The Road Behind Me
by Amanda Day, @
Driving across the Oklahoma countryside headed to my hometown in Missouri it’s hard to believe that just a few days ago I was a resident of San Francisco. Thirty miles between each little town seems as normal as it ever did. Beautiful in its familiarity. The pickup trucks with planks of wood sticking out the back. The thought of men building things (without the use of the internet). After 7 years in the city and its suburbs, I have a new appreciation for country living that I’m truly grateful for.
When I drove out to California in August of 2006, it was a time of new beginnings. I didn’t know where the road would take me. I had an interview but no job. A place to stay for a few weeks but no apartment. About $1,500 in my bank account. I thought, ‘I can always bartend.’ A reckless attitude for someone who had just completed their MBA. But I’ve always been a little reckless, I guess. I got the job 2 days after I arrived in San Jose. It was part luck and part pluckiness. Things just “worked out” like they always do.
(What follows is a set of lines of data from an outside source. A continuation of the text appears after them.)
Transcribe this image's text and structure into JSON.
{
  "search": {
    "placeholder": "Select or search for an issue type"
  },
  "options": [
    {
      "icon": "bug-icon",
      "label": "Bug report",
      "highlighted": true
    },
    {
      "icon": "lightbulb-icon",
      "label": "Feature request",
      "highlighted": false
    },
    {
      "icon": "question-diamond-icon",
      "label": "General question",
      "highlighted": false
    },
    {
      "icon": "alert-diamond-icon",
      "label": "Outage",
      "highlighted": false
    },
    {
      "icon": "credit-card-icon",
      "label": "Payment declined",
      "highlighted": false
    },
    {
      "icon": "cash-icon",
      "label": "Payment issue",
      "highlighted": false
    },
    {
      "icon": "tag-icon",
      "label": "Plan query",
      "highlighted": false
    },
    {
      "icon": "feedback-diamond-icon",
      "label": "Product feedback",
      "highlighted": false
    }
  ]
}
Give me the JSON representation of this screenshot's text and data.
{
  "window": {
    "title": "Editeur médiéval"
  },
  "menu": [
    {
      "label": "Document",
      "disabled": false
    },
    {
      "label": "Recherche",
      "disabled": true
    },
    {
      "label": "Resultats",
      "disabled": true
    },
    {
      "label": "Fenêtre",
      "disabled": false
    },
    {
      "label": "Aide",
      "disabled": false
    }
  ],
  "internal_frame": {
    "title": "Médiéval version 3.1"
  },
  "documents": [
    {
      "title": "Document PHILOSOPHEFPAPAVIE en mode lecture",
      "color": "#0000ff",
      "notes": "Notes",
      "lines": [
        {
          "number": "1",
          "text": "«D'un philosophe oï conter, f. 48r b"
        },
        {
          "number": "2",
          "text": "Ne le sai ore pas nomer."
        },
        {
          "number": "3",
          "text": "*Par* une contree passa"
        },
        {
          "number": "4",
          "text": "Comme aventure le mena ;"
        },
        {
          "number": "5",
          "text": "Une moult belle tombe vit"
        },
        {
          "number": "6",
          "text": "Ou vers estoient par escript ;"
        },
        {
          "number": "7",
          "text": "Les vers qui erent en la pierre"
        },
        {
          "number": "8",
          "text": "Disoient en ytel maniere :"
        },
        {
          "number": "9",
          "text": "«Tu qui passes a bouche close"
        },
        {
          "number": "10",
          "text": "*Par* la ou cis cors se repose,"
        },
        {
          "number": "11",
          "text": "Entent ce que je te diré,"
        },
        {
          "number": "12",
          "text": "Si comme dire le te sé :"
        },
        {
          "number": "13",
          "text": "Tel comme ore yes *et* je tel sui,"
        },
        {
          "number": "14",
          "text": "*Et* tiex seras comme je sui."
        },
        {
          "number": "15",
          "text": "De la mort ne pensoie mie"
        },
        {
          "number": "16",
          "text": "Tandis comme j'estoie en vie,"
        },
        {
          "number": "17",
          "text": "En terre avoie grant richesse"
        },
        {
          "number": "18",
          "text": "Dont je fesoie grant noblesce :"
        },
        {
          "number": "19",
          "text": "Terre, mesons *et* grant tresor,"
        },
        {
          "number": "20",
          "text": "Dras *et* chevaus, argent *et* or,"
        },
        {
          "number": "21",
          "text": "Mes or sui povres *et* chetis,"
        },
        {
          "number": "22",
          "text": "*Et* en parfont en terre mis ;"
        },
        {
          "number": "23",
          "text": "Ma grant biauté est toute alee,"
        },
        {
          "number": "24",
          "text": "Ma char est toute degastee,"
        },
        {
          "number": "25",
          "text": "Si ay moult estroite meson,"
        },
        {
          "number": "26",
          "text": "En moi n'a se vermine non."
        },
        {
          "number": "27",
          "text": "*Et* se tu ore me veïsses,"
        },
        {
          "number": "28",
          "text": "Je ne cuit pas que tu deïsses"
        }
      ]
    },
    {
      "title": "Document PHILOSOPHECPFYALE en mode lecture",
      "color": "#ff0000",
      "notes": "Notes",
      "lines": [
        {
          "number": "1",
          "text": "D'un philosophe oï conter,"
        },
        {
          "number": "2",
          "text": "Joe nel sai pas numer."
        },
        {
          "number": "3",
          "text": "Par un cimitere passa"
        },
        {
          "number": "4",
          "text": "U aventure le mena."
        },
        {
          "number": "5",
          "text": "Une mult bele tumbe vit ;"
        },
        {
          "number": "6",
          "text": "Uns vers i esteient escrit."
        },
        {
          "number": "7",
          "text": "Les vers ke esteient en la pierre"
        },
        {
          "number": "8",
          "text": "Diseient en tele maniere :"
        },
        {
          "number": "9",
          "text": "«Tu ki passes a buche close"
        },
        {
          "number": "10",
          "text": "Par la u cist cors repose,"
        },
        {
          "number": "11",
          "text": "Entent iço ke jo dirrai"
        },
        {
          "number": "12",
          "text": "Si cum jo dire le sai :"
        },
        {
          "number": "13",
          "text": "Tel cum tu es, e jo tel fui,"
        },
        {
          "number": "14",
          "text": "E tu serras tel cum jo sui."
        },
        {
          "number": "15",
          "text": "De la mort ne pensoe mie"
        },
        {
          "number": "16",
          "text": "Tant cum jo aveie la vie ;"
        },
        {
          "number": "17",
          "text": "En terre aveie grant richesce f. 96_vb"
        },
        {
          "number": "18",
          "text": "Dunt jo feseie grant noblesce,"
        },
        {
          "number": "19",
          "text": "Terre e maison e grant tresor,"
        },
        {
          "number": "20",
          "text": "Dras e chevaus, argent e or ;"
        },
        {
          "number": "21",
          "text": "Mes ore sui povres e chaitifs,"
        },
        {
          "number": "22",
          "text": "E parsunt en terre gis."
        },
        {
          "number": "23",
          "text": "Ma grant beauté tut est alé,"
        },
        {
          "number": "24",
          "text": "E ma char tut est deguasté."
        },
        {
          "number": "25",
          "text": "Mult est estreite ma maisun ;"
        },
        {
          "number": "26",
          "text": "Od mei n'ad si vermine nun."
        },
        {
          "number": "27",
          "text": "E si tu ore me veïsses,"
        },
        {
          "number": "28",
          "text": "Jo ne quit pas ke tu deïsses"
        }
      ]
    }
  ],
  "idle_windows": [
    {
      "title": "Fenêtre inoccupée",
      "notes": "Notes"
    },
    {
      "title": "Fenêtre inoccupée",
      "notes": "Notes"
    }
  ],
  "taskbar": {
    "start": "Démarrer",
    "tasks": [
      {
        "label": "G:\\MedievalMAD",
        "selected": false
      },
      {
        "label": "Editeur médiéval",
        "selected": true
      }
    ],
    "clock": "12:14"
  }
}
Over those 7 years in California I went from being a Teacher to a Banker to a Marketing Manager. The climb was hard, sometimes bitter, but often exciting. And not without it’s lessons. I met some amazing people — angels and snakes. The helping hands of a few key people are always, in my experience, what make the difference. Were it not for a certain Venture Capitalist I met randomly who saw potential in me, and an amazing Indian woman who doubles as a Marketing Executive and an Energy Healer, I don’t believe I could’ve made it this far. I hope that I can pay those kindnesses forward.
I’ve always said I’m not an ambitious person when it comes to my career, but in retrospect that’s not really true. I’ve never been one to settle. Making lots of money or becoming CEO still doesn’t matter to me, but being happy matters as much as it ever did.
Which brings me here… I-40 to be exact… a road leading me forward with a stopover to a place from my past. Everything I own is in this Toyota Camry. And most of it is going right back to the closet I left behind when I was 18. Because now more than ever, I realize it’s just stuff. In the same way I don’t really need my prom dress or my baton twirling uniform that have collected dust in my parents’ house all these years, I don’t really need any of this. I spent the last month giving a majority of my things away and I can tell you, there is nothing more liberating.
Next week I begin a new adventure. For the first time, I set my feet in Asia. I’m taking nothing but a backpack and my passport. Looking forward to the discoveries that lie ahead, but also aware that the real challenge is not the new location, not the language, not the cultural change. The real challenge is finding happiness, wherever I am. The kind of happiness that lives inside me. So if you’re like me, and you wonder where that place is, I invite you to join me on my trip…